BEGIN
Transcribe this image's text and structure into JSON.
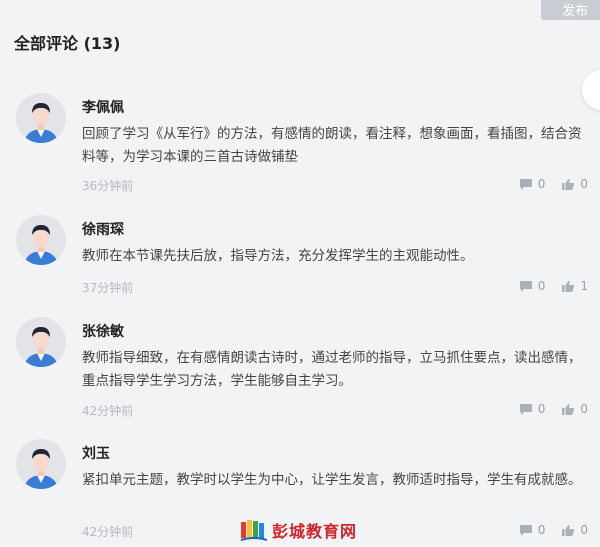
{
  "header": {
    "publish_label": "发布",
    "title": "全部评论 (13)"
  },
  "comments": [
    {
      "name": "李佩佩",
      "content": "回顾了学习《从军行》的方法，有感情的朗读，看注释，想象画面，看插图，结合资料等，为学习本课的三首古诗做铺垫",
      "time": "36分钟前",
      "reply_count": "0",
      "like_count": "0"
    },
    {
      "name": "徐雨琛",
      "content": "教师在本节课先扶后放，指导方法，充分发挥学生的主观能动性。",
      "time": "37分钟前",
      "reply_count": "0",
      "like_count": "1"
    },
    {
      "name": "张徐敏",
      "content": "教师指导细致，在有感情朗读古诗时，通过老师的指导，立马抓住要点，读出感情，重点指导学生学习方法，学生能够自主学习。",
      "time": "42分钟前",
      "reply_count": "0",
      "like_count": "0"
    },
    {
      "name": "刘玉",
      "content": "紧扣单元主题，教学时以学生为中心，让学生发言，教师适时指导，学生有成就感。",
      "time": "42分钟前",
      "reply_count": "0",
      "like_count": "0"
    }
  ],
  "watermark": {
    "text": "彭城教育网"
  },
  "colors": {
    "background": "#f2f3f5",
    "time_text": "#b5b9c0",
    "watermark": "#d0242b"
  }
}
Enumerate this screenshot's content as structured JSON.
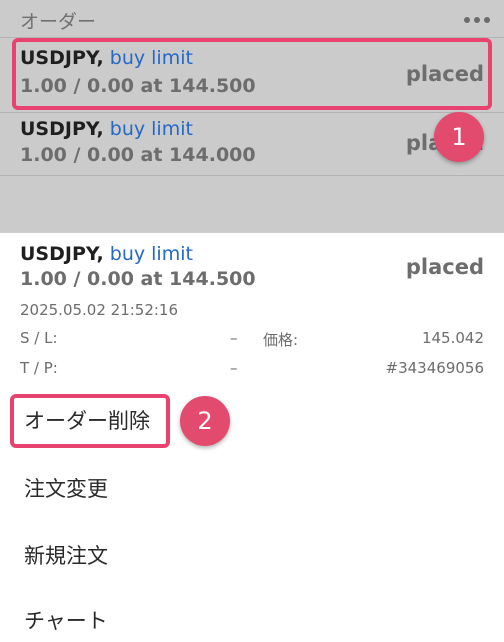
{
  "header": {
    "title": "オーダー",
    "menu_icon": "more-dots-icon"
  },
  "orders": [
    {
      "symbol": "USDJPY,",
      "type": "buy limit",
      "volume_price": "1.00 / 0.00 at 144.500",
      "status": "placed"
    },
    {
      "symbol": "USDJPY,",
      "type": "buy limit",
      "volume_price": "1.00 / 0.00 at 144.000",
      "status": "placed"
    }
  ],
  "detail": {
    "symbol": "USDJPY,",
    "type": "buy limit",
    "volume_price": "1.00 / 0.00 at 144.500",
    "status": "placed",
    "time": "2025.05.02 21:52:16",
    "sl_label": "S / L:",
    "sl_value": "–",
    "price_label": "価格:",
    "price_value": "145.042",
    "tp_label": "T / P:",
    "tp_value": "–",
    "ticket": "#343469056"
  },
  "menu": {
    "delete_order": "オーダー削除",
    "modify_order": "注文変更",
    "new_order": "新規注文",
    "chart": "チャート"
  },
  "annotations": {
    "badge_1": "1",
    "badge_2": "2",
    "highlight_color": "#e8436e",
    "badge_color": "#e24a6e"
  },
  "colors": {
    "accent_blue": "#2468c8",
    "dim_background": "#cbcbcb",
    "sheet_background": "#ffffff"
  }
}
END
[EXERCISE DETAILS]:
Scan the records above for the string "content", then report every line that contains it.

[EXERCISE OUTPUT]:
      "content": "回顾了学习《从军行》的方法，有感情的朗读，看注释，想象画面，看插图，结合资料等，为学习本课的三首古诗做铺垫",
      "content": "教师在本节课先扶后放，指导方法，充分发挥学生的主观能动性。",
      "content": "教师指导细致，在有感情朗读古诗时，通过老师的指导，立马抓住要点，读出感情，重点指导学生学习方法，学生能够自主学习。",
      "content": "紧扣单元主题，教学时以学生为中心，让学生发言，教师适时指导，学生有成就感。",
Enumerate this screenshot's content as structured JSON.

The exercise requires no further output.